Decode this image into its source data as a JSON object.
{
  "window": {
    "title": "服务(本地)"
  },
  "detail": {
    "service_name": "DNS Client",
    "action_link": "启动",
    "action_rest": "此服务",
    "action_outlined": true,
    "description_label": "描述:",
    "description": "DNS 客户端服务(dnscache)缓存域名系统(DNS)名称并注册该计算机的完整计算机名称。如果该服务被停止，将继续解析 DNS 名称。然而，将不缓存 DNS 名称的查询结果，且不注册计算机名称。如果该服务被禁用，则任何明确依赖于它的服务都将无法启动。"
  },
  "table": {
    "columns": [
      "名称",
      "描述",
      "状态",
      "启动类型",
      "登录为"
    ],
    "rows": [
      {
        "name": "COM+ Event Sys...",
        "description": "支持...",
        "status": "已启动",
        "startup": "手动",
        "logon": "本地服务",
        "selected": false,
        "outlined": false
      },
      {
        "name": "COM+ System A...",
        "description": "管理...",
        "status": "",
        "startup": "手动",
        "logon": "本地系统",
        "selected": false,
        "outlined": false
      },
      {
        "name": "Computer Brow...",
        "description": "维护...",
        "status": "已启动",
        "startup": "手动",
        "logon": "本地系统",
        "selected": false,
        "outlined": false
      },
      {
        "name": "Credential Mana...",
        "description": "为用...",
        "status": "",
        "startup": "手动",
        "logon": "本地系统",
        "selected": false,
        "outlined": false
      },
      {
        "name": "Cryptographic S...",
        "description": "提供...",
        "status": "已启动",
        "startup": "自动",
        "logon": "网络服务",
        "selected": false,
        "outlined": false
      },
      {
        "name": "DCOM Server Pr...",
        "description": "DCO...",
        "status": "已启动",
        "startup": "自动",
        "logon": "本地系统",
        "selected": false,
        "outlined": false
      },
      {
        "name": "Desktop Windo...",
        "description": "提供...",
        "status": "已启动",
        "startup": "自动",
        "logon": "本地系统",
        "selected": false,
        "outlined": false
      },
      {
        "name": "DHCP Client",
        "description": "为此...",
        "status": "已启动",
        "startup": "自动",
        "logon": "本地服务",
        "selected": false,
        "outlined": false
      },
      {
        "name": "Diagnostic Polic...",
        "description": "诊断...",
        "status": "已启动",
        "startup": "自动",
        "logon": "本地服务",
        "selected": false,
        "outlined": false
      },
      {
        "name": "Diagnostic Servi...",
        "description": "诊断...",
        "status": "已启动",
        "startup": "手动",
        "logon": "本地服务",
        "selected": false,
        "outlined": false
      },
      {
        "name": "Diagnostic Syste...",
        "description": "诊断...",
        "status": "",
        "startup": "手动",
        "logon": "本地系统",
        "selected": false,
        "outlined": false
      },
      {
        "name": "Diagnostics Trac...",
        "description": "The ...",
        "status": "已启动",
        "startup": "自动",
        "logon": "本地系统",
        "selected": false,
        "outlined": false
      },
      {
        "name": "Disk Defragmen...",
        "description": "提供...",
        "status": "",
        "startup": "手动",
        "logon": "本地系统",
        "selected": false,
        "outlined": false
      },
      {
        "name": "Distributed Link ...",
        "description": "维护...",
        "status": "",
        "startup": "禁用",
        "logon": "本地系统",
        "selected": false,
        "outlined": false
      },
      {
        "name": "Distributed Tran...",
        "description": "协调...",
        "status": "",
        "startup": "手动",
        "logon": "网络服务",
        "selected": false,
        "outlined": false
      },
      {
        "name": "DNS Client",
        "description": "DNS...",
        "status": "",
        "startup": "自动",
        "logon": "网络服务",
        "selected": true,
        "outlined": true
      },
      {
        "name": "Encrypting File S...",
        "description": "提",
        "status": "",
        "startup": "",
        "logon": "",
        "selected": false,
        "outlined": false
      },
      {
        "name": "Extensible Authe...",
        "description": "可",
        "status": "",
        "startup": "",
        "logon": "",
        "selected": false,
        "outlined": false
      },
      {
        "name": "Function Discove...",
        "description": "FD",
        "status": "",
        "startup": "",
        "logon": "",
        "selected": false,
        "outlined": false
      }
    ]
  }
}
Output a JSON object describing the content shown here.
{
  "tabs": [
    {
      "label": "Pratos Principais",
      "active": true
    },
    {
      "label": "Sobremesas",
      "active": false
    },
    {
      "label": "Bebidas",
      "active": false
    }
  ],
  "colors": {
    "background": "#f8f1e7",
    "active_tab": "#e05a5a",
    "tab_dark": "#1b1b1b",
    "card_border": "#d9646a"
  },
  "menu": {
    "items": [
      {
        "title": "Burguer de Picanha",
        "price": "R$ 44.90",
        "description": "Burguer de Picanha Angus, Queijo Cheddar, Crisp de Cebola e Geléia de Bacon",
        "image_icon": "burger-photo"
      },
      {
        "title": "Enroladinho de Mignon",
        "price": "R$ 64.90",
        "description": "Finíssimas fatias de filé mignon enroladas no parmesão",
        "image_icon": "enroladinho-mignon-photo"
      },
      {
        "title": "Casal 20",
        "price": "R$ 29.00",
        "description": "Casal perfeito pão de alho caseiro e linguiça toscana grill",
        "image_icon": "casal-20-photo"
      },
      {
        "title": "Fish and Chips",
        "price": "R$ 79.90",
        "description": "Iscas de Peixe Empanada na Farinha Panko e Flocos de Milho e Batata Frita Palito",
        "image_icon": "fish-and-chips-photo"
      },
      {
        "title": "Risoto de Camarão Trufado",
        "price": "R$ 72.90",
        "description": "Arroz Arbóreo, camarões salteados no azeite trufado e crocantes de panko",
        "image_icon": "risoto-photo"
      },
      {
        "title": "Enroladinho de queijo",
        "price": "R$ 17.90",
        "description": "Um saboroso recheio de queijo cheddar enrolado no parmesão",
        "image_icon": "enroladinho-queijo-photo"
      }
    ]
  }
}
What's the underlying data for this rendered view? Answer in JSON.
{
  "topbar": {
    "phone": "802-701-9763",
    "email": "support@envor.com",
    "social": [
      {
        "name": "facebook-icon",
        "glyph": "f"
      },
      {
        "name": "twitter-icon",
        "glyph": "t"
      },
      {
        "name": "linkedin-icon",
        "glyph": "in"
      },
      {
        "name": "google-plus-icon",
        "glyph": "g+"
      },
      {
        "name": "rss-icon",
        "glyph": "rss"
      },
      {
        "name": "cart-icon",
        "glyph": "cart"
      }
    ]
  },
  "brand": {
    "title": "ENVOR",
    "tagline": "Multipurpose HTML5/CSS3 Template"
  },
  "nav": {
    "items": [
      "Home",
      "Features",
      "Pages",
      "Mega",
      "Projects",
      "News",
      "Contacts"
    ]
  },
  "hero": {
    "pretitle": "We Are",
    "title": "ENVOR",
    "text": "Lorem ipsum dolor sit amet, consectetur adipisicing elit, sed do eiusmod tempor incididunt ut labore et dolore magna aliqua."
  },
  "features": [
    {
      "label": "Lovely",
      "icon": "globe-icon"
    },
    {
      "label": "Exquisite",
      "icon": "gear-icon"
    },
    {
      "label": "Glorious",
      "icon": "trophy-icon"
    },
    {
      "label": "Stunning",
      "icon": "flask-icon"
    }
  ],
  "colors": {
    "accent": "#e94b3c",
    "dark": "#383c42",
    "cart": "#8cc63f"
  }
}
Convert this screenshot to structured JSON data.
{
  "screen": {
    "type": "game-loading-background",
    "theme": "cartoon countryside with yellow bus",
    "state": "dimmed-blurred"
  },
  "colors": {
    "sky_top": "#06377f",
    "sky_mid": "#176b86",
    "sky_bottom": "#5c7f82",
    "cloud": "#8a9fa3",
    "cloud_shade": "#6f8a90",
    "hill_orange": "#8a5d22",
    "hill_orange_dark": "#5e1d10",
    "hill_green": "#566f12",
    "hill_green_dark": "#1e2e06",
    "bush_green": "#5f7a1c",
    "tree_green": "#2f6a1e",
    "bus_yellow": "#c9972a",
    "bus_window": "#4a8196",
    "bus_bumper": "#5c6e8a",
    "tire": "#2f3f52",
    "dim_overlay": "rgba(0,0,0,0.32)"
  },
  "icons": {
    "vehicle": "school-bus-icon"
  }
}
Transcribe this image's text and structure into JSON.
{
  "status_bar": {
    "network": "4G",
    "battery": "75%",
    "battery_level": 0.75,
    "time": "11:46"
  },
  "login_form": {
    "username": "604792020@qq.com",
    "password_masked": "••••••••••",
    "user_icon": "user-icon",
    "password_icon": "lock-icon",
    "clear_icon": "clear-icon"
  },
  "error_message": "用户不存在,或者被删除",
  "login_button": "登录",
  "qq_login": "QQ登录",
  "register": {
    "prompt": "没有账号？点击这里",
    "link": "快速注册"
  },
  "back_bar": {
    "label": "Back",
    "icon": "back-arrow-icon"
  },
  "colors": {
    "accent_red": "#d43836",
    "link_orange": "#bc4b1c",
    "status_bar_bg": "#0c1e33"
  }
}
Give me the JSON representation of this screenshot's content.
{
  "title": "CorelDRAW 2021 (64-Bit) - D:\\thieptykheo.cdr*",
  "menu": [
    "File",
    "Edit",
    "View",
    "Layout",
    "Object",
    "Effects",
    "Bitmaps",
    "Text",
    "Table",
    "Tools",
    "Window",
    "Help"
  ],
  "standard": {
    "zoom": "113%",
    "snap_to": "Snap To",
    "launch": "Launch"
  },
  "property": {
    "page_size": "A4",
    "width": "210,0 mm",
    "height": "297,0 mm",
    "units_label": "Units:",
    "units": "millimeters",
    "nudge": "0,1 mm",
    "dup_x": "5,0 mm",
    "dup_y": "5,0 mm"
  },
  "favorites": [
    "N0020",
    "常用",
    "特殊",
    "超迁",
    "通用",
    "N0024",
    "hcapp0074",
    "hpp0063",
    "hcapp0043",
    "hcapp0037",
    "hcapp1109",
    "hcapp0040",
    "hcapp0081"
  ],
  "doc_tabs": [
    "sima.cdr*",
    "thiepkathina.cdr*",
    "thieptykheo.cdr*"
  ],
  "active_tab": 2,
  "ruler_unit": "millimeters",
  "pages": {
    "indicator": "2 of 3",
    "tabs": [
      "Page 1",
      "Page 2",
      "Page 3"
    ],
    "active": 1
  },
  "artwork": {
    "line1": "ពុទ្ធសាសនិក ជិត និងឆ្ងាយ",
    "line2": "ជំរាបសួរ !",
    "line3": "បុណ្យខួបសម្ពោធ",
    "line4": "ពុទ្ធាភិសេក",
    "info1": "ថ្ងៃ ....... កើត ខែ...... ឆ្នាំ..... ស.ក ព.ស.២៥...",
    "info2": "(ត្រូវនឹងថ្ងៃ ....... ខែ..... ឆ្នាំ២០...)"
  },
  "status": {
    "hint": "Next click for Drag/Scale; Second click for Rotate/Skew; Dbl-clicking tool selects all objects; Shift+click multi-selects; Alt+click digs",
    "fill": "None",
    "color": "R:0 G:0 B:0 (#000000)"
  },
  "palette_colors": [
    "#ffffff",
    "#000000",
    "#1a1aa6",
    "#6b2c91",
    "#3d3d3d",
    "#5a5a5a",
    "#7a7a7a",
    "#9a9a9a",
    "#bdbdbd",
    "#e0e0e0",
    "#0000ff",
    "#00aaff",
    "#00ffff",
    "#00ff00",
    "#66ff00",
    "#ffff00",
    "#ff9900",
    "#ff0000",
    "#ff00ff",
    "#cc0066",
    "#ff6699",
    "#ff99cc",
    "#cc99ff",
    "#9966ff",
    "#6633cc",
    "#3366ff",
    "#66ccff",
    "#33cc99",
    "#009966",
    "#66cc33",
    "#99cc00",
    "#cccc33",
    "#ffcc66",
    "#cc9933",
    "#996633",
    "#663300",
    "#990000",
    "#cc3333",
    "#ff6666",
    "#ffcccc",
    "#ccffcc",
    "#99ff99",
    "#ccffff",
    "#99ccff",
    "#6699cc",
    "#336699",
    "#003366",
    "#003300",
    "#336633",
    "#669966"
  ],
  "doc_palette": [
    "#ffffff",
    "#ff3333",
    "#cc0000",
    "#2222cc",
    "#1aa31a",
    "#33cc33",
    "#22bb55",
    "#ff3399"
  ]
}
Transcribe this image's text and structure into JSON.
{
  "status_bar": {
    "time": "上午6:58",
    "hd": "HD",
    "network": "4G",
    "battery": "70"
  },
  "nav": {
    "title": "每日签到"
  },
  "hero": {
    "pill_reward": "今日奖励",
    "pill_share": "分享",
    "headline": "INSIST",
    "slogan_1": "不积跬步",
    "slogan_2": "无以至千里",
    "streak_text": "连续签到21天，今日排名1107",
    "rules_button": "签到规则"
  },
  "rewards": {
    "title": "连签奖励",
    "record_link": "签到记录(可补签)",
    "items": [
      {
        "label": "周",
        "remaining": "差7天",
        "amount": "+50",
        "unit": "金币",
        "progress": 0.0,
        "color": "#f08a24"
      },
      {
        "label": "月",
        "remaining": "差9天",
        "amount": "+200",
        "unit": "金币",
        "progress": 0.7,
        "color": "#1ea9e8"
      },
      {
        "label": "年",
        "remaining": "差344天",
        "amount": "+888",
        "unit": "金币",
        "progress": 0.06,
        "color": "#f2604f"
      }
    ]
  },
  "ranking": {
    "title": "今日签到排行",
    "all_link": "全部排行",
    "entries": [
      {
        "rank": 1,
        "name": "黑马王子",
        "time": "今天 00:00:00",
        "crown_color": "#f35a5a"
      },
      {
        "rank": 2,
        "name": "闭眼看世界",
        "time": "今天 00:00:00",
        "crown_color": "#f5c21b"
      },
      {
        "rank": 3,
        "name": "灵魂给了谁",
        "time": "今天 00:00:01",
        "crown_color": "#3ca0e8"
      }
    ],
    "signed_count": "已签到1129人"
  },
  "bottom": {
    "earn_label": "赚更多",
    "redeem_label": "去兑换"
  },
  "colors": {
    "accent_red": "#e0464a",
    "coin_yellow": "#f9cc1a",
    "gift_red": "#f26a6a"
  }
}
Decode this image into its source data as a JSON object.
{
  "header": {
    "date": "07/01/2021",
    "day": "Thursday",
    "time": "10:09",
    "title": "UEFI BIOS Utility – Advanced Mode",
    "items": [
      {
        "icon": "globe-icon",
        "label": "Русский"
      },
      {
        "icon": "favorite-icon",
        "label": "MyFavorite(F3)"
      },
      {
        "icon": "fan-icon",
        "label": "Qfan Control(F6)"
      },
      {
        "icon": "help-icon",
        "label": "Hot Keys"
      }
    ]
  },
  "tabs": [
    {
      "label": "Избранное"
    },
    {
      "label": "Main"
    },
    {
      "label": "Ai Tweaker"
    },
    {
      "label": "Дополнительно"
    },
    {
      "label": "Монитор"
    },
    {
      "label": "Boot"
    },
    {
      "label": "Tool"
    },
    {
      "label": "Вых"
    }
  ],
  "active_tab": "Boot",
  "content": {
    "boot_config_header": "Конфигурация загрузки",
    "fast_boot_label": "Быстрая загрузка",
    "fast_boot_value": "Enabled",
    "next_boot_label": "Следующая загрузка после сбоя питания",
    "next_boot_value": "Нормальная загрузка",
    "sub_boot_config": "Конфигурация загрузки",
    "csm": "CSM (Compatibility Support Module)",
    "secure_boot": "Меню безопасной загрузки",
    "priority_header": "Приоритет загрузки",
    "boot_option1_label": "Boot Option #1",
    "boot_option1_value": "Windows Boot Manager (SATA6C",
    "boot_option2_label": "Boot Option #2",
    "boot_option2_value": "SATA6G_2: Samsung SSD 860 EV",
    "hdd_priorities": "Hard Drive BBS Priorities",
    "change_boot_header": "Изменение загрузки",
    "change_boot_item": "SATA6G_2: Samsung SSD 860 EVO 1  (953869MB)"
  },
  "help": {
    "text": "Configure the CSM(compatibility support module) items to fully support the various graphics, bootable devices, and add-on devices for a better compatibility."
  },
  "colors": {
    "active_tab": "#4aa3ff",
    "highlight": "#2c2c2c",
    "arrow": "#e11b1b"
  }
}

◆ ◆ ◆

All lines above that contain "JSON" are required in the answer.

» **Answer space**:
Decode this image into its source data as a JSON object.
Output a JSON object describing the content shown here.
What's the underlying data for this rendered view? Answer in JSON.
Convert this screenshot to structured JSON data.
Transcribe this image's text and structure into JSON.
Give me the JSON representation of this screenshot's content.
Transcribe this image's text and structure into JSON.
Decode this image into its source data as a JSON object.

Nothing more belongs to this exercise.